keeping the animal firm and quiet, but also by pressing upon the cutaneous nerves. In order to understand the whole subject, we must go further and adduce other facts which bear upon it.
The most interesting part of our investigation still remains, which, as I remarked beforehand, will lead us to the doubtful regions of mesmerism and somnambulism. And the question arises again: Has the apparently unnecessary chalk-line in Kircher's experiment any significance; and, if so, what?
I have already mentioned that I did not succeed in placing pigeons in this motionless state by holding them firmly in my hand, and pressing their heads and necks gently upon the table, as I did the hens.
I therefore endeavored to treat the pigeons as I did the little birds, that is, I held them with a thumb placed on each side of the head, which I bent over a little, while the other hand held the body gently pressed down upon the table.
Even this treatment, which has such an effect on little birds, did not seem to succeed at first with the pigeons. Almost always they flew away as soon as I liberated them and entirely removed my hands. I remarked, however, that the short time, during which the pigeons remained quietly in my fingers, increased visibly, and lengthened several minutes, when I removed the finger of the hand which held the head, only removing the hand very little, or else not at all. The hand holding the body could have been removed much sooner without doing any harm.

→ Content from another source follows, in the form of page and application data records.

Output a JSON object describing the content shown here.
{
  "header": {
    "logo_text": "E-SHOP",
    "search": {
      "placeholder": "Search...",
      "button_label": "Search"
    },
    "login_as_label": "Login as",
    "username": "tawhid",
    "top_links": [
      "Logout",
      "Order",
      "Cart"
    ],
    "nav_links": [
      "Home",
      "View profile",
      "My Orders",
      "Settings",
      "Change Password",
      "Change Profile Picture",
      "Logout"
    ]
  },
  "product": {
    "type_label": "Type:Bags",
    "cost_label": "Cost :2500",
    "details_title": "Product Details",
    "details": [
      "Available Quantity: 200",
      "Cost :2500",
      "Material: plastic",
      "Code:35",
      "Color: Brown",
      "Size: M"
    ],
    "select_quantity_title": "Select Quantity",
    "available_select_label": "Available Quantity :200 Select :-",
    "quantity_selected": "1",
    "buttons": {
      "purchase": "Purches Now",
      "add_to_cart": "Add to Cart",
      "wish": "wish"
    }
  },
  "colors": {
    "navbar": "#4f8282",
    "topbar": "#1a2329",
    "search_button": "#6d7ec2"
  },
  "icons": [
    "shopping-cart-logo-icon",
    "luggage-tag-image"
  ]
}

While I zealously pursued this trace of new events, I found, to my astonishment, that it led me to the observation of the pigeon's attention, and the fixing of its look upon my finger placed before its eyes. It is this movement which, until now, has not been taken into our consideration, and is the critical period which is of such great importance as a link between the phenomena we have noticed and others to which we are gradually approaching. In order to determine the matter still more clearly, I tried the experiment on a pigeon which I had clasped firmly by the body in my left hand, but whose neck and head were perfectly free, and held one finger of my right hand firmly before the top of its beak—and what did I see? The first pigeon with which I made this attempt remained rigid and motionless, as if bound, for several minutes, before the outstretched forefinger of my right hand!
Yes, I could take my left hand, with which I had held the bird, and again touch the pigeon without waking it up; the animal remained in the same position while I held my outstretched finger still pointing toward the beak. (The lecturer demonstrated this experiment in the most successful manner with a pigeon which was brought to him.)
I have repeated this striking experiment on a number of pigeons, yet I do not know whether suitable animals are frequently found, for, of course, it is to be understood that the experiment cannot always